Mkhali is a hallmark of Georgian cuisine. A vegetable puree made from radishes, spinach or many other possibilities, the delicious version here features beets, mixed with ground walnuts, herbs, and garlic.
As with hummus or pesto, rely on your palate when making mkhali. The balance of flavors and amount of vinegar necessary depends on the sugar content of your vegetables. The end result should be a bit sharp and vinegary.
Traditionally mixed by hand (both hands: sure to be bright red if you try this method), you can use a food processor or blender to make a more modern version. Thanks to member-owner Jennifer Bass for recommending mkhali!

1 pound of beets
1/2 cup of shelled walnuts
3 garlic cloves, peeled
1/2 teaspoon of salt
1/2 cup of chopped cilantro
Freshly ground black pepper
1/4 teaspoon of dried summer savory
or parsley (optional)
1/4 teaspoon of ground coriander seed
1 or 2 teaspoons of red wine vinegar (to taste)

Bake the unpeeled beets at 375°F for 1 to 1. 5 hours, until tender. (The beets may be boiled instead, but roasting imparts a delicious flavor.) While the beets are cooking, grind together walnuts, garlic and salt. Add the cilantro and summer savory or parsley, and continue to grind, make a fine paste. Transfer to a bowl.
Peel the beets when they are soft, and finely grate them in the food processor. In a medium size bowl mix together the grated beets and the ground walnut mixture. Stir in the remaining ingredients. Keep tasting, adding enough vinegar to counteract the sweetness of the beets. The mkhali should be slightly tart.

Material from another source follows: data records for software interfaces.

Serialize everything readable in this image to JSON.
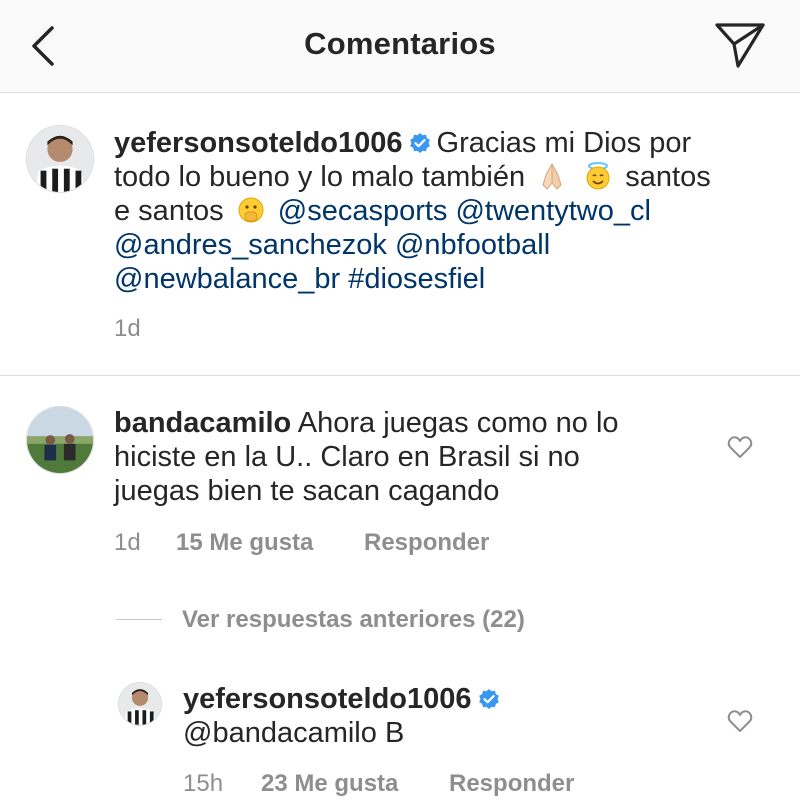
{
  "header": {
    "title": "Comentarios",
    "back_icon": "chevron-left-icon",
    "send_icon": "paper-plane-icon"
  },
  "caption": {
    "username": "yefersonsoteldo1006",
    "verified": true,
    "line1_rest": "Gracias mi Dios por",
    "line2": "todo lo bueno y lo malo también",
    "line2_after_emoji": "santos",
    "line3_start": "e santos",
    "line3_mentions": "@secasports @twentytwo_cl",
    "line4": "@andres_sanchezok @nbfootball",
    "line5": "@newbalance_br #diosesfiel",
    "emojis": [
      "folded-hands",
      "smiling-face-with-halo",
      "face-with-hand-over-mouth"
    ],
    "time": "1d"
  },
  "comments": [
    {
      "username": "bandacamilo",
      "line1": "Ahora juegas como no lo",
      "line2": "hiciste en la U.. Claro en Brasil si no",
      "line3": "juegas bien te sacan cagando",
      "time": "1d",
      "likes": "15 Me gusta",
      "reply_label": "Responder"
    }
  ],
  "view_previous": "Ver respuestas anteriores (22)",
  "reply": {
    "username": "yefersonsoteldo1006",
    "verified": true,
    "text": "@bandacamilo B",
    "time": "15h",
    "likes": "23 Me gusta",
    "reply_label": "Responder"
  },
  "colors": {
    "text": "#262626",
    "muted": "#8e8e8e",
    "verified_blue": "#3897f0",
    "mention": "#003569",
    "border": "#dbdbdb"
  }
}
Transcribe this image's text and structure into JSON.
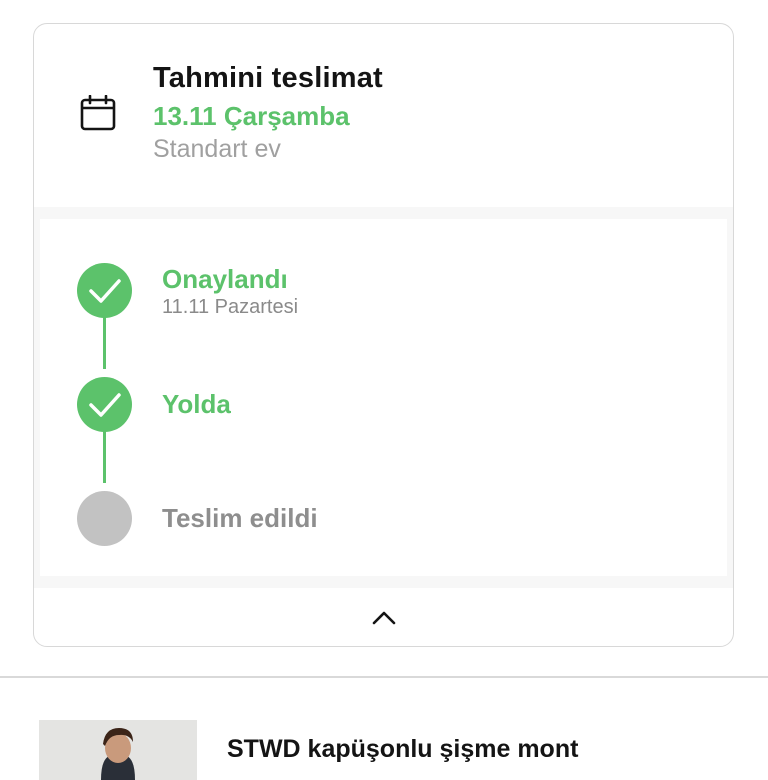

Chill in the refrigerator for at least 2 hours, and bring to room temperature before serving. Mount on a plate, and decorate the top with a bit of chopped cilantro or parsley.